# [Your objective]
Scan the entries below for the word "value", then copy each line that holds it.

# [Given data]
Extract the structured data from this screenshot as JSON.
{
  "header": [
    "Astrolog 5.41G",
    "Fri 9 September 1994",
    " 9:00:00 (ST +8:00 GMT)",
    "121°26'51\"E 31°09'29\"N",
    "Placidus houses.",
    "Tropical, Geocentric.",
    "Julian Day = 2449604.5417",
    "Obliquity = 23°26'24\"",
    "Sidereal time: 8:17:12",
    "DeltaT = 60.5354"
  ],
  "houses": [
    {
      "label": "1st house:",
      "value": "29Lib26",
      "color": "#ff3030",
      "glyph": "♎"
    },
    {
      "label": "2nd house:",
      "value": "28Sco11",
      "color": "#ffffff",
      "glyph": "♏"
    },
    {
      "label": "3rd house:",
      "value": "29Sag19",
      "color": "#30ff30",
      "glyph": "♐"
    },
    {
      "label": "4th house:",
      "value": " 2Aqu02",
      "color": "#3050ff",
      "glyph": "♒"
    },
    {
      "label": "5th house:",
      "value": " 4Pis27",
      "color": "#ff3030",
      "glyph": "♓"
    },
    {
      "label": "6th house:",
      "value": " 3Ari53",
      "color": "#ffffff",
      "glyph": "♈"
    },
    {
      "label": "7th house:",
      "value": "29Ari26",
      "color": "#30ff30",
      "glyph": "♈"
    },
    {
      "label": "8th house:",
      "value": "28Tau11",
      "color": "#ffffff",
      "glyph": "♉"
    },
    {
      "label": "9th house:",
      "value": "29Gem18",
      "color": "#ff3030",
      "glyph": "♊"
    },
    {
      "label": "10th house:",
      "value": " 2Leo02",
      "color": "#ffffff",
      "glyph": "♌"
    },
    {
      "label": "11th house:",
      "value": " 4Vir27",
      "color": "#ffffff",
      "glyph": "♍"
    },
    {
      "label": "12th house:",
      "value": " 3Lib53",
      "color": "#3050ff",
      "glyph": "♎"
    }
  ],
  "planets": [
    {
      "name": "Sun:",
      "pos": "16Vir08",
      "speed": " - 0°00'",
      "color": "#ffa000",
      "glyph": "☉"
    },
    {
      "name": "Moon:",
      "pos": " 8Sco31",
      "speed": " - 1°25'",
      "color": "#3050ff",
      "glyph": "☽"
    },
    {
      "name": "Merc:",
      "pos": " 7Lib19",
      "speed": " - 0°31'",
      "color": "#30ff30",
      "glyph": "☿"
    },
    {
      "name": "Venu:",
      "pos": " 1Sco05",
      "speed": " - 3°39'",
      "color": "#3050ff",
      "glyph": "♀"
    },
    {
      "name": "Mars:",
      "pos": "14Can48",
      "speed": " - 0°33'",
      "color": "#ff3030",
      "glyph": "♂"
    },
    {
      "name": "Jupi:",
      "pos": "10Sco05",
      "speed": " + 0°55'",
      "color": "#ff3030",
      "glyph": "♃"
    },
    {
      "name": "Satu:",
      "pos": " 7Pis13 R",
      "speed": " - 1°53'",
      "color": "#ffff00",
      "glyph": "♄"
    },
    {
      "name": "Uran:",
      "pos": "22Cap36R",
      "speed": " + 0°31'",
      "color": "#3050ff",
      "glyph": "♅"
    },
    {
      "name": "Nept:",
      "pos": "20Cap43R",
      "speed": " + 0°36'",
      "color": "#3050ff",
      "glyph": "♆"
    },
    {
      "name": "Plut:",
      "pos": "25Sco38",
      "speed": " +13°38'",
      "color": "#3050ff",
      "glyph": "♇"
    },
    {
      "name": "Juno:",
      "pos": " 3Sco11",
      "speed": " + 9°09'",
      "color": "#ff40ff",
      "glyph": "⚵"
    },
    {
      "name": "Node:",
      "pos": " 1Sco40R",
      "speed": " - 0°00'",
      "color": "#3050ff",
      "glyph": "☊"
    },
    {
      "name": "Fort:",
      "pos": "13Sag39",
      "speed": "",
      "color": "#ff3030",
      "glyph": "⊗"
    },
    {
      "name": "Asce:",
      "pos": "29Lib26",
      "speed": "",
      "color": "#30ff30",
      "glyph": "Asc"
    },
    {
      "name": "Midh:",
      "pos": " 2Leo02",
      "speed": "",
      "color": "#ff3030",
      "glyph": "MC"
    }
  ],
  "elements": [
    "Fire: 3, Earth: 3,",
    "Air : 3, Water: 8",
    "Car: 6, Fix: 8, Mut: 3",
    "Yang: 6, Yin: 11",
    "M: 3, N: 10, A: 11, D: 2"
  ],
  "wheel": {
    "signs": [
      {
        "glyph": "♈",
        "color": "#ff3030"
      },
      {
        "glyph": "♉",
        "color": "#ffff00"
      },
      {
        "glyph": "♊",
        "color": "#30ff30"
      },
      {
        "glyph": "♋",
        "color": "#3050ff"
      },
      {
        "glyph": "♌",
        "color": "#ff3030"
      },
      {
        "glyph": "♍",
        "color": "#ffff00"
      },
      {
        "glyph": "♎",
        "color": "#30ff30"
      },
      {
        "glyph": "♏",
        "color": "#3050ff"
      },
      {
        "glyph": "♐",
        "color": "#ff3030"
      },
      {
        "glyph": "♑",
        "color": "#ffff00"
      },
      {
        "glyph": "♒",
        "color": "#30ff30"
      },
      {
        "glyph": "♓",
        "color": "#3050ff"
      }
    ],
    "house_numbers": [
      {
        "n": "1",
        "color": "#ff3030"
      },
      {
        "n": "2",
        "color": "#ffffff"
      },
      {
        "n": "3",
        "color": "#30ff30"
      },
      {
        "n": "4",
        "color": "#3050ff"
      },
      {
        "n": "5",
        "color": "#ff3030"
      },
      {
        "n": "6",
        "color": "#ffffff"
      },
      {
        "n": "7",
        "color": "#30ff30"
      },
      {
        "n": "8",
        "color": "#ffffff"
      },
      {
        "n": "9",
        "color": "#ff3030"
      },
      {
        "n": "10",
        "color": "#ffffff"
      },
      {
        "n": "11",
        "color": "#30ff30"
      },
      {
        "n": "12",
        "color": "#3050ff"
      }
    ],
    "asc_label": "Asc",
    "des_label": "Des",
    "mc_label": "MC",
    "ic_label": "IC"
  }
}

# [Task output]
      "value": "29Lib26",
      "value": "28Sco11",
      "value": "29Sag19",
      "value": " 2Aqu02",
      "value": " 4Pis27",
      "value": " 3Ari53",
      "value": "29Ari26",
      "value": "28Tau11",
      "value": "29Gem18",
      "value": " 2Leo02",
      "value": " 4Vir27",
      "value": " 3Lib53",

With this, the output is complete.